- Data for this task -
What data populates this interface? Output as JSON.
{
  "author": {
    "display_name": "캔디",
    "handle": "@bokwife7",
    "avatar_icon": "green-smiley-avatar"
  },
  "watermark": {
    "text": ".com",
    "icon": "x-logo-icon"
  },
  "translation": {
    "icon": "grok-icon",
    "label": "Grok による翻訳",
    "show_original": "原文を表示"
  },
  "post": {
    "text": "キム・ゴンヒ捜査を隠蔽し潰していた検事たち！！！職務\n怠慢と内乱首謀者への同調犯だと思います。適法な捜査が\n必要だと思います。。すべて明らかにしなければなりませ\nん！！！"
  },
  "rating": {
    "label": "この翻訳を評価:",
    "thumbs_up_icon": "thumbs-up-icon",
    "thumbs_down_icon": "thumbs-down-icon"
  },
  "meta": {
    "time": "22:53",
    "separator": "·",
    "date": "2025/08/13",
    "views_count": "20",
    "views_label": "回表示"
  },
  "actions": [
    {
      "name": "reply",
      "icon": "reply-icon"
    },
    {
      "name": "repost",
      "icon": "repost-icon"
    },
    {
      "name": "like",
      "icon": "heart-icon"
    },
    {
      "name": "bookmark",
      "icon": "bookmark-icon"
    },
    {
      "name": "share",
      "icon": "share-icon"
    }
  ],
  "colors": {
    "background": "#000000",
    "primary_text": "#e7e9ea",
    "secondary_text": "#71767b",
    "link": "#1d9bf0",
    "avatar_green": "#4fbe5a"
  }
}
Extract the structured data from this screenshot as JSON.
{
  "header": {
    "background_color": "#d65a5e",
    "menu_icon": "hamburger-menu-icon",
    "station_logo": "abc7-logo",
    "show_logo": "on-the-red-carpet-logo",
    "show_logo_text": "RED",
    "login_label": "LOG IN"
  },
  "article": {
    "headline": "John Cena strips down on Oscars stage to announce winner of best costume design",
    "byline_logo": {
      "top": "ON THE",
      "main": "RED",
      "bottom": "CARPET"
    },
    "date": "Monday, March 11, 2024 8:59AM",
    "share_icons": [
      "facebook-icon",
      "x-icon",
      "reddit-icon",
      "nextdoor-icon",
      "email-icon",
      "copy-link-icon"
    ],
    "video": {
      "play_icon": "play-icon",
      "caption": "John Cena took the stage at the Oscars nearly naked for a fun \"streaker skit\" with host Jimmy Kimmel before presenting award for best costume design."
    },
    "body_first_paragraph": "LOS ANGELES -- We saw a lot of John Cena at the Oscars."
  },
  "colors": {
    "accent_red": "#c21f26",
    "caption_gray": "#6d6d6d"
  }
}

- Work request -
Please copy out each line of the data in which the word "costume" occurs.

- Completed task -
    "headline": "John Cena strips down on Oscars stage to announce winner of best costume design",
      "caption": "John Cena took the stage at the Oscars nearly naked for a fun \"streaker skit\" with host Jimmy Kimmel before presenting award for best costume design."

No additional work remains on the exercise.